I think that every construct on predicate transformers in Back and von Wright's refinement calculus can be represented as a construction on interaction systems.
Interaction systems induce certain relation transformers.
Given a relation R : S -> Pow(S)
between states, and two
interaction structures, we consider the following transformation R'
of
R
:
R'(s1,s2) = (Pi p1 : P1(s1))(Sigma p2 : P2*(s2)) (Pi n2 : N2*(s2,p2))(Sigma n1 : N1(s1,p1)) R(s1[p1/n1],s2[p2/n2]*) i.e. R'(s) = \Cap_{p : P1(s)} (Delta (\Cup_{n : N1(s,p)} R(s[p/n]))) where Delta = (Phi2^{a})*One can think here of
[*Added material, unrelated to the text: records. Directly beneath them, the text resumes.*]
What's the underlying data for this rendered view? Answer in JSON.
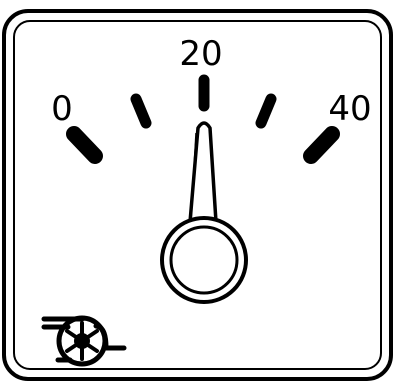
{
  "gauge": {
    "type": "turbo boost gauge",
    "scale": {
      "min": 0,
      "max": 40,
      "labels": [
        "0",
        "20",
        "40"
      ]
    },
    "needle_value": 20,
    "icon": "turbo-icon",
    "colors": {
      "stroke": "#000000",
      "background": "#ffffff"
    }
  }
}
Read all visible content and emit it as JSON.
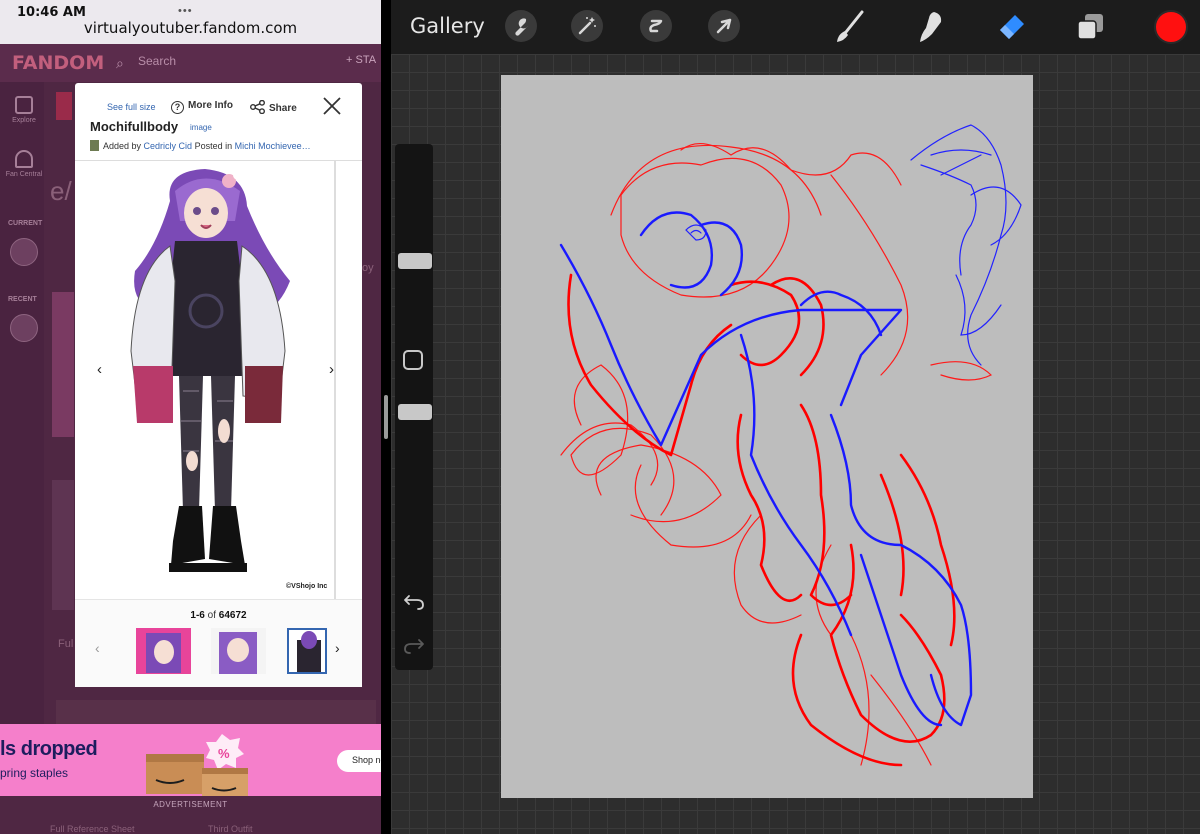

s1
as an `abstract' or `virtual'
state, which is simulated by the `concrete' or `real' state
s2
, at least for one interaction. To simulate a single
abstract interaction, we may require zero or more, but (in a
particular run) only finitely many concrete interactions. (They must
run atomically.) The question arises of whether one can define
relations of similarity and bisimilarity between states along these
lines, perhaps using greatest fixed points of operators such as
(')
. It seems to me that when this question can be
answered, the prospects are good for a constructive development of
predicate transformer semantics for non-deterministic programs. This
means that everything in it will have a computational meaning.
So far I have said what an interaction system is, but not what a
morphism between them is. I currently feel that the most fruitful
notion of a morphism from one interaction system to another (ie. from
a pointed coualgebra for Fam^2
to another is a relation
between the state-spaces that is a post-fixed point for the above
relation transformer, and that holds between the initial states.
Intuitively, a morphism implements/emulates the virtual object
`on top of' the real object.